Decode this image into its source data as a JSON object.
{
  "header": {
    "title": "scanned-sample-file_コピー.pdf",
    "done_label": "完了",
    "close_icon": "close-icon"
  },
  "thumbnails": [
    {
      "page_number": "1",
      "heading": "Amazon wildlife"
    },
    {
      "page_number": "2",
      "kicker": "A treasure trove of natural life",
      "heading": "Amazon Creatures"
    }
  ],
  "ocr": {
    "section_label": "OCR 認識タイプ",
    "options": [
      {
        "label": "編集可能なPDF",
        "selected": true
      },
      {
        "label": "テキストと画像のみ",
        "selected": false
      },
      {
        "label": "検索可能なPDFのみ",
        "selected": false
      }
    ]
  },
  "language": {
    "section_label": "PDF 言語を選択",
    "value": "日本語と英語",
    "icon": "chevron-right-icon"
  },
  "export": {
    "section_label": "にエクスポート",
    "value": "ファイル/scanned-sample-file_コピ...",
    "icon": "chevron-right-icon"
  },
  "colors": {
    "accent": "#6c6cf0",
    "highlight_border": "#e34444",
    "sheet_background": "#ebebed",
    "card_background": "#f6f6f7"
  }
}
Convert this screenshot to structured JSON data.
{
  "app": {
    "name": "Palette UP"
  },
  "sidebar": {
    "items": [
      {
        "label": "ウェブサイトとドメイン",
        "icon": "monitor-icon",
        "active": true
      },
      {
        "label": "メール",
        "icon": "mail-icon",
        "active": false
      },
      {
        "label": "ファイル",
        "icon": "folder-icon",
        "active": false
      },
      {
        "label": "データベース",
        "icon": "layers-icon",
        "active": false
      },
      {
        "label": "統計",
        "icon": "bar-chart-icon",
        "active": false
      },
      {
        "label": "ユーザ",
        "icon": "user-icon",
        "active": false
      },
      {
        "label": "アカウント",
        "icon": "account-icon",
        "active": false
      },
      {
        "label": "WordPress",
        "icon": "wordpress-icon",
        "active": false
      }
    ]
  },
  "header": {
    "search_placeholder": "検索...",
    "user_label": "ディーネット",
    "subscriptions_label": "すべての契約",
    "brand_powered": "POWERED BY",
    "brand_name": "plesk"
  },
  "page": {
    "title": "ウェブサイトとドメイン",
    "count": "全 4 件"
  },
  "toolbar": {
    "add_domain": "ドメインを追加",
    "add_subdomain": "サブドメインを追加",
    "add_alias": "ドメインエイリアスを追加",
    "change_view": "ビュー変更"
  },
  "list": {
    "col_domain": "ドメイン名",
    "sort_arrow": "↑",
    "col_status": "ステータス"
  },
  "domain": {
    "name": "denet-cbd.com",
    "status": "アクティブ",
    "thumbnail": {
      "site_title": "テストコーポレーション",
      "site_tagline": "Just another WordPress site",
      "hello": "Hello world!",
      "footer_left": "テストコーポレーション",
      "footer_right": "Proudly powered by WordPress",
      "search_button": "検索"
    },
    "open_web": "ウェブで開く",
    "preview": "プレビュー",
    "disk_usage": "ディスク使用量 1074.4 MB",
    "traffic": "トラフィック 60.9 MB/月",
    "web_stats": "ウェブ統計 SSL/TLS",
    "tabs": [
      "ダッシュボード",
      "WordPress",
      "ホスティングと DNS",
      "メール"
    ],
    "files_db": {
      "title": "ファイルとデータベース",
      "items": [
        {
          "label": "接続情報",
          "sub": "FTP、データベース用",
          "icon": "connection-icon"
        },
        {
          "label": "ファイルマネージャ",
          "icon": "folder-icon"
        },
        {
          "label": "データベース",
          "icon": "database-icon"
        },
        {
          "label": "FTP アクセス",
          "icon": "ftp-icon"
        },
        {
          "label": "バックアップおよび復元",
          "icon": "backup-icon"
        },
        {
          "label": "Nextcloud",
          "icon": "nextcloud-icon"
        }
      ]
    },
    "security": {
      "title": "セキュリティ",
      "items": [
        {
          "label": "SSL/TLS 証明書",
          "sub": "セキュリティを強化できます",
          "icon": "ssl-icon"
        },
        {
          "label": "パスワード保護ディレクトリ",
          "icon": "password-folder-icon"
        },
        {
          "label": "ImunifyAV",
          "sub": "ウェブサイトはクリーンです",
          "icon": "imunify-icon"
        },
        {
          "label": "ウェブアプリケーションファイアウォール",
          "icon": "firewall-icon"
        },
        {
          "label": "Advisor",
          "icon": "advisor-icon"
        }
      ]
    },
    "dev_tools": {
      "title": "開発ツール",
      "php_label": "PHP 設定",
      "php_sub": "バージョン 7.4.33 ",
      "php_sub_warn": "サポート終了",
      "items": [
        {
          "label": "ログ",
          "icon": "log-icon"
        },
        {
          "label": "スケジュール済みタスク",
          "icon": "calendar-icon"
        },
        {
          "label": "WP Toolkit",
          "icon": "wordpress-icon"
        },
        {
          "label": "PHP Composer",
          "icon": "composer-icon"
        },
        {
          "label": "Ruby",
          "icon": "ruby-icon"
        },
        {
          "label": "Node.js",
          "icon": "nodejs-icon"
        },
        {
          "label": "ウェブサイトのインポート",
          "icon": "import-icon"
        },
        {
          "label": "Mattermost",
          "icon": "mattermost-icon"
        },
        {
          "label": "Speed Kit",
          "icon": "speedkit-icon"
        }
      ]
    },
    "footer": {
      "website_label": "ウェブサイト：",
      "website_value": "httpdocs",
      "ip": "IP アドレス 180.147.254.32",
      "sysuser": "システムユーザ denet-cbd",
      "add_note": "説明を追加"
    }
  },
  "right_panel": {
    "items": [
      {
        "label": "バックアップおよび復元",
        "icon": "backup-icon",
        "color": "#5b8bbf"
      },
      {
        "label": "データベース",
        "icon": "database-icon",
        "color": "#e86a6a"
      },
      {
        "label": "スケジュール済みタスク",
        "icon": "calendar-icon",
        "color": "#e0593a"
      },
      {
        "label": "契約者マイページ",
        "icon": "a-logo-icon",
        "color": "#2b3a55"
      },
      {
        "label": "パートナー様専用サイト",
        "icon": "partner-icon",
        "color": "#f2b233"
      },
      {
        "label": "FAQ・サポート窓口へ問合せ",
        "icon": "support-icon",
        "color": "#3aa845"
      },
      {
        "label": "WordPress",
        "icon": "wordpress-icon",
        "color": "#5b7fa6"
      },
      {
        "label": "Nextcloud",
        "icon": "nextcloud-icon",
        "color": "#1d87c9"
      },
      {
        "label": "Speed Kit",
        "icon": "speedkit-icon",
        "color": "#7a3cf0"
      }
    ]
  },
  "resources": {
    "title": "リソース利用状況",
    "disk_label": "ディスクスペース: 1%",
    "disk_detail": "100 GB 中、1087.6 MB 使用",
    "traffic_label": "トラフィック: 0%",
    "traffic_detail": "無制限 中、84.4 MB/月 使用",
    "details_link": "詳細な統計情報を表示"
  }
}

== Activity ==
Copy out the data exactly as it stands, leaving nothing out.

== Task answer ==
Decode this image into its source data as a JSON object.
{
  "header": {
    "title": "scanned-sample-file_コピー.pdf",
    "done_label": "完了",
    "close_icon": "close-icon"
  },
  "thumbnails": [
    {
      "page_number": "1",
      "heading": "Amazon wildlife"
    },
    {
      "page_number": "2",
      "kicker": "A treasure trove of natural life",
      "heading": "Amazon Creatures"
    }
  ],
  "ocr": {
    "section_label": "OCR 認識タイプ",
    "options": [
      {
        "label": "編集可能なPDF",
        "selected": true
      },
      {
        "label": "テキストと画像のみ",
        "selected": false
      },
      {
        "label": "検索可能なPDFのみ",
        "selected": false
      }
    ]
  },
  "language": {
    "section_label": "PDF 言語を選択",
    "value": "日本語と英語",
    "icon": "chevron-right-icon"
  },
  "export": {
    "section_label": "にエクスポート",
    "value": "ファイル/scanned-sample-file_コピ...",
    "icon": "chevron-right-icon"
  },
  "colors": {
    "accent": "#6c6cf0",
    "highlight_border": "#e34444",
    "sheet_background": "#ebebed",
    "card_background": "#f6f6f7"
  }
}
Convert this screenshot to structured JSON data.
{
  "app": {
    "name": "Palette UP"
  },
  "sidebar": {
    "items": [
      {
        "label": "ウェブサイトとドメイン",
        "icon": "monitor-icon",
        "active": true
      },
      {
        "label": "メール",
        "icon": "mail-icon",
        "active": false
      },
      {
        "label": "ファイル",
        "icon": "folder-icon",
        "active": false
      },
      {
        "label": "データベース",
        "icon": "layers-icon",
        "active": false
      },
      {
        "label": "統計",
        "icon": "bar-chart-icon",
        "active": false
      },
      {
        "label": "ユーザ",
        "icon": "user-icon",
        "active": false
      },
      {
        "label": "アカウント",
        "icon": "account-icon",
        "active": false
      },
      {
        "label": "WordPress",
        "icon": "wordpress-icon",
        "active": false
      }
    ]
  },
  "header": {
    "search_placeholder": "検索...",
    "user_label": "ディーネット",
    "subscriptions_label": "すべての契約",
    "brand_powered": "POWERED BY",
    "brand_name": "plesk"
  },
  "page": {
    "title": "ウェブサイトとドメイン",
    "count": "全 4 件"
  },
  "toolbar": {
    "add_domain": "ドメインを追加",
    "add_subdomain": "サブドメインを追加",
    "add_alias": "ドメインエイリアスを追加",
    "change_view": "ビュー変更"
  },
  "list": {
    "col_domain": "ドメイン名",
    "sort_arrow": "↑",
    "col_status": "ステータス"
  },
  "domain": {
    "name": "denet-cbd.com",
    "status": "アクティブ",
    "thumbnail": {
      "site_title": "テストコーポレーション",
      "site_tagline": "Just another WordPress site",
      "hello": "Hello world!",
      "footer_left": "テストコーポレーション",
      "footer_right": "Proudly powered by WordPress",
      "search_button": "検索"
    },
    "open_web": "ウェブで開く",
    "preview": "プレビュー",
    "disk_usage": "ディスク使用量 1074.4 MB",
    "traffic": "トラフィック 60.9 MB/月",
    "web_stats": "ウェブ統計 SSL/TLS",
    "tabs": [
      "ダッシュボード",
      "WordPress",
      "ホスティングと DNS",
      "メール"
    ],
    "files_db": {
      "title": "ファイルとデータベース",
      "items": [
        {
          "label": "接続情報",
          "sub": "FTP、データベース用",
          "icon": "connection-icon"
        },
        {
          "label": "ファイルマネージャ",
          "icon": "folder-icon"
        },
        {
          "label": "データベース",
          "icon": "database-icon"
        },
        {
          "label": "FTP アクセス",
          "icon": "ftp-icon"
        },
        {
          "label": "バックアップおよび復元",
          "icon": "backup-icon"
        },
        {
          "label": "Nextcloud",
          "icon": "nextcloud-icon"
        }
      ]
    },
    "security": {
      "title": "セキュリティ",
      "items": [
        {
          "label": "SSL/TLS 証明書",
          "sub": "セキュリティを強化できます",
          "icon": "ssl-icon"
        },
        {
          "label": "パスワード保護ディレクトリ",
          "icon": "password-folder-icon"
        },
        {
          "label": "ImunifyAV",
          "sub": "ウェブサイトはクリーンです",
          "icon": "imunify-icon"
        },
        {
          "label": "ウェブアプリケーションファイアウォール",
          "icon": "firewall-icon"
        },
        {
          "label": "Advisor",
          "icon": "advisor-icon"
        }
      ]
    },
    "dev_tools": {
      "title": "開発ツール",
      "php_label": "PHP 設定",
      "php_sub": "バージョン 7.4.33 ",
      "php_sub_warn": "サポート終了",
      "items": [
        {
          "label": "ログ",
          "icon": "log-icon"
        },
        {
          "label": "スケジュール済みタスク",
          "icon": "calendar-icon"
        },
        {
          "label": "WP Toolkit",
          "icon": "wordpress-icon"
        },
        {
          "label": "PHP Composer",
          "icon": "composer-icon"
        },
        {
          "label": "Ruby",
          "icon": "ruby-icon"
        },
        {
          "label": "Node.js",
          "icon": "nodejs-icon"
        },
        {
          "label": "ウェブサイトのインポート",
          "icon": "import-icon"
        },
        {
          "label": "Mattermost",
          "icon": "mattermost-icon"
        },
        {
          "label": "Speed Kit",
          "icon": "speedkit-icon"
        }
      ]
    },
    "footer": {
      "website_label": "ウェブサイト：",
      "website_value": "httpdocs",
      "ip": "IP アドレス 180.147.254.32",
      "sysuser": "システムユーザ denet-cbd",
      "add_note": "説明を追加"
    }
  },
  "right_panel": {
    "items": [
      {
        "label": "バックアップおよび復元",
        "icon": "backup-icon",
        "color": "#5b8bbf"
      },
      {
        "label": "データベース",
        "icon": "database-icon",
        "color": "#e86a6a"
      },
      {
        "label": "スケジュール済みタスク",
        "icon": "calendar-icon",
        "color": "#e0593a"
      },
      {
        "label": "契約者マイページ",
        "icon": "a-logo-icon",
        "color": "#2b3a55"
      },
      {
        "label": "パートナー様専用サイト",
        "icon": "partner-icon",
        "color": "#f2b233"
      },
      {
        "label": "FAQ・サポート窓口へ問合せ",
        "icon": "support-icon",
        "color": "#3aa845"
      },
      {
        "label": "WordPress",
        "icon": "wordpress-icon",
        "color": "#5b7fa6"
      },
      {
        "label": "Nextcloud",
        "icon": "nextcloud-icon",
        "color": "#1d87c9"
      },
      {
        "label": "Speed Kit",
        "icon": "speedkit-icon",
        "color": "#7a3cf0"
      }
    ]
  },
  "resources": {
    "title": "リソース利用状況",
    "disk_label": "ディスクスペース: 1%",
    "disk_detail": "100 GB 中、1087.6 MB 使用",
    "traffic_label": "トラフィック: 0%",
    "traffic_detail": "無制限 中、84.4 MB/月 使用",
    "details_link": "詳細な統計情報を表示"
  }
}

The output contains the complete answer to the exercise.